Roundworms

©Susan Schoenian University of Maryland Extension
This goat has an excellent FAMACHA score and does not show signs of anaemia.
Goats may get roundworms when eating grass. Symptoms of roundworm infestation are bottle jaw (swelling of the lower jaw), loss of condition while the insides of the eyelids are pale. Use the FAMACHA© chart to determine which animals require treatment according to their mucous membrane level of paleness. Diarrhoea can also occur but must not be confused with other diseases.

Tapeworms

©Susan Schoenian University of Maryland Extension
A tapeworm in goat intestines.
Recognised by white segments in the dung, tapeworms affect a goat’s condition but is not as serious as roundworms. Choose a worm remedy that will treat both round and tapeworms.

Liver Fluke
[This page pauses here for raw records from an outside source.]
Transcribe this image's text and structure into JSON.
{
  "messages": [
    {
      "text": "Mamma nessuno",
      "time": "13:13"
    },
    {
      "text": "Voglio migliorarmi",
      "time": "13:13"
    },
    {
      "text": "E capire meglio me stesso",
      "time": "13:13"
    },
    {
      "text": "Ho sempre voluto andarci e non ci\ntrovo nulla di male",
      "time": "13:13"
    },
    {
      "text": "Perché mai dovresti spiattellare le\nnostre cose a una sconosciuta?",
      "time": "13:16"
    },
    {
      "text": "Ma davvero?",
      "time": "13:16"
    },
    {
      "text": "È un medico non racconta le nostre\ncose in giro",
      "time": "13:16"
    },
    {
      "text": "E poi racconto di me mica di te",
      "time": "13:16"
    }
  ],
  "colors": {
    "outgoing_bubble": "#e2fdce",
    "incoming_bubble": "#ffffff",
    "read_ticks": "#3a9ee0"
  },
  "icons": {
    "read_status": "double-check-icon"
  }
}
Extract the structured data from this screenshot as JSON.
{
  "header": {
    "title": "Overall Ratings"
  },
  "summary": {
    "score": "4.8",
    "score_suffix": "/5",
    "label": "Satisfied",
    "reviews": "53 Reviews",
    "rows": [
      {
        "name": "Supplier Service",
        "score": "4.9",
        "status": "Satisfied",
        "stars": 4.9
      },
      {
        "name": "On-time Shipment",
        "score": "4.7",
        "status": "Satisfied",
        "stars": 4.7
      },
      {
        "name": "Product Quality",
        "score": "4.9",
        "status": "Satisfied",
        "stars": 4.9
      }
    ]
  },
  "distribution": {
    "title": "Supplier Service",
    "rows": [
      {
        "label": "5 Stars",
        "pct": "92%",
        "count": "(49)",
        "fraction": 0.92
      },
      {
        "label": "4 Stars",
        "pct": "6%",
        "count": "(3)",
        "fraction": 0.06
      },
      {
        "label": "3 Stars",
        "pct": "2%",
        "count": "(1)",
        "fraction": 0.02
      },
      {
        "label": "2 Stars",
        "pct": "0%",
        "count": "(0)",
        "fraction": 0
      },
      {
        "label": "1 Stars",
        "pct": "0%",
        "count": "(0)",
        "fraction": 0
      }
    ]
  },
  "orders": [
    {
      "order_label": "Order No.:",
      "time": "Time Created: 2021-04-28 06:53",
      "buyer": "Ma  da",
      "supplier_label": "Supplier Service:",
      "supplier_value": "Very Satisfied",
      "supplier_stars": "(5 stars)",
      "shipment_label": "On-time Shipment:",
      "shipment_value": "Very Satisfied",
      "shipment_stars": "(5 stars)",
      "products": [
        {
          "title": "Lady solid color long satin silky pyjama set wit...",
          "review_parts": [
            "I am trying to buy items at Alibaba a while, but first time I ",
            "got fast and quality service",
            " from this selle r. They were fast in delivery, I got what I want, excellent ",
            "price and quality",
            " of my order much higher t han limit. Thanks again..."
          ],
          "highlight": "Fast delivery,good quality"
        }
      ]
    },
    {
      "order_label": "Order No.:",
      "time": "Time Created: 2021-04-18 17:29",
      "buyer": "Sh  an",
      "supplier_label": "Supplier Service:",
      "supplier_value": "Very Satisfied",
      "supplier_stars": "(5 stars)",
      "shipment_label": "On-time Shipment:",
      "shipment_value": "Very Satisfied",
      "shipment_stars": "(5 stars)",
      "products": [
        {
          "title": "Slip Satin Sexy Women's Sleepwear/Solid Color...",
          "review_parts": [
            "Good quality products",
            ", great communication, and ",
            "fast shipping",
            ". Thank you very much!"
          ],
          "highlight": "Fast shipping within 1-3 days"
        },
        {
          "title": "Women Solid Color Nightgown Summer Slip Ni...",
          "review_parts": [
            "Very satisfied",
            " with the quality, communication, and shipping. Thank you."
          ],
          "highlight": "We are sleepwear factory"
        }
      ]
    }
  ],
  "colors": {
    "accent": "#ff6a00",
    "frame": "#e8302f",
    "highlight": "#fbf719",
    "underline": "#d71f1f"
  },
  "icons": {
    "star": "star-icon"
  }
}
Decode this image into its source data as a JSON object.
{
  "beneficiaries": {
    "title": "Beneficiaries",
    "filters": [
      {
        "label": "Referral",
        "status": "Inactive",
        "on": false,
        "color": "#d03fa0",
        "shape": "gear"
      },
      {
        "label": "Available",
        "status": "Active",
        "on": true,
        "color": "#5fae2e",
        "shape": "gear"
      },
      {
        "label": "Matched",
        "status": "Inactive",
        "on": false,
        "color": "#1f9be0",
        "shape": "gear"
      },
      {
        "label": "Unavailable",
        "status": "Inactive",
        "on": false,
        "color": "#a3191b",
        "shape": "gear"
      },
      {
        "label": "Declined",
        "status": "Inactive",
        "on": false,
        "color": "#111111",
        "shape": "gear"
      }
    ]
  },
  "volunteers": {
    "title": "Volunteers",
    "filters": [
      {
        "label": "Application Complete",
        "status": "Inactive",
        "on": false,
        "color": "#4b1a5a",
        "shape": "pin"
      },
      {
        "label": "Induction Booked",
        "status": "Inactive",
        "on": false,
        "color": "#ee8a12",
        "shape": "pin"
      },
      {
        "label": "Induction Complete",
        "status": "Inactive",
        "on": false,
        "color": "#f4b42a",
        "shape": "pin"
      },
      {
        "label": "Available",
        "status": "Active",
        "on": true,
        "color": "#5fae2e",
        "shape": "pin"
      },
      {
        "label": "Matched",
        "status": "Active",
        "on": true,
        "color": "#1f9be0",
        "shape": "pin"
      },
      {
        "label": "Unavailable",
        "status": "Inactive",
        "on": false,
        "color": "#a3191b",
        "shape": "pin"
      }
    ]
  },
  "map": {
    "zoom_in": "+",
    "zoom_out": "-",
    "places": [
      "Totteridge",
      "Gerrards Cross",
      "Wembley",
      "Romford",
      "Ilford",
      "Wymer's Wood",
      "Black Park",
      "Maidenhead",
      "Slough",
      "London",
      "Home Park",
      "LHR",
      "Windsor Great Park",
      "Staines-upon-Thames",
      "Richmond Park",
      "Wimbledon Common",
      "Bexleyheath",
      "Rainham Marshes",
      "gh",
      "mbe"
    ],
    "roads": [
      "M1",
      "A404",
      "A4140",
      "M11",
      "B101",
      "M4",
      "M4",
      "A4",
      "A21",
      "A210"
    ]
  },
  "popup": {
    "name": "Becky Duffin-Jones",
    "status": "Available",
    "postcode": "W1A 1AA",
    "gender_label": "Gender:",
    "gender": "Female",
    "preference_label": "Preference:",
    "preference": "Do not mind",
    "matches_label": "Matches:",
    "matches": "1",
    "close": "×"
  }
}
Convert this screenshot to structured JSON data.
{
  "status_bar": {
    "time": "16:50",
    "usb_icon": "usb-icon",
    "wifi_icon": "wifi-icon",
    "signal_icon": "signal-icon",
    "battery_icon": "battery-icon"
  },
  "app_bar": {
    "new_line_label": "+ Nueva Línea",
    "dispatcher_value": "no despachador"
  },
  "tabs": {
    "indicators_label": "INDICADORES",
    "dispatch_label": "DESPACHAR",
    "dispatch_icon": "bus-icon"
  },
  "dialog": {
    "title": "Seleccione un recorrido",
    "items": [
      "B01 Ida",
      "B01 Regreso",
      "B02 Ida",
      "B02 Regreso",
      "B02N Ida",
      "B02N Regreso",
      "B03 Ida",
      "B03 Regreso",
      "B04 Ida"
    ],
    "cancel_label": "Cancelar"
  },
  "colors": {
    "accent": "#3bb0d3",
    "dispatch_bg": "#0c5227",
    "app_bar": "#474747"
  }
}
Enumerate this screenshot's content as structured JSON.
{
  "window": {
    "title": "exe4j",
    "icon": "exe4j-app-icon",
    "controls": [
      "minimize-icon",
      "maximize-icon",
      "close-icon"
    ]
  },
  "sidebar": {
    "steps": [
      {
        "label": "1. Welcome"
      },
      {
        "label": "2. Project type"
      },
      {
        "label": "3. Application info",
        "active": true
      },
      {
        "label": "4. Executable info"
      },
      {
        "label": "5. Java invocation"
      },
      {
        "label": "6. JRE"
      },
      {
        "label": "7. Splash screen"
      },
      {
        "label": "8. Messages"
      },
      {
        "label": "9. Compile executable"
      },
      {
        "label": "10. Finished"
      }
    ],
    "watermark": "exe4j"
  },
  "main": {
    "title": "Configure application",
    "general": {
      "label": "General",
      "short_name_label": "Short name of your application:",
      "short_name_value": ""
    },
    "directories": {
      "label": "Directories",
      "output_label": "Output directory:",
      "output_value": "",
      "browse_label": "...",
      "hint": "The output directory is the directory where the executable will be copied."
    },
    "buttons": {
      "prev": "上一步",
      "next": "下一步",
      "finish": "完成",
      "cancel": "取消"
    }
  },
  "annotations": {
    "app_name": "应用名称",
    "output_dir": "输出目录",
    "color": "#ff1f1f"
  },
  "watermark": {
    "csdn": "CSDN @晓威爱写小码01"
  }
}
Liver flukes are flat, leaf-shaped worms found in the bile ducts in the liver of animals. Bottle neck, pale mucous membranes and weight loss are symptoms of liver fluke infestation. The life cycle of this internal parasite includes wet pastures and a specific snail. Fence off wet areas and treat goats with a registered worm remedy.

Please note: Information is for educational and informational purposes only and may not be construed as medical advice. The information is not intended to replace medical advice or treatment offered by your veterinarian.

By Marinda Louw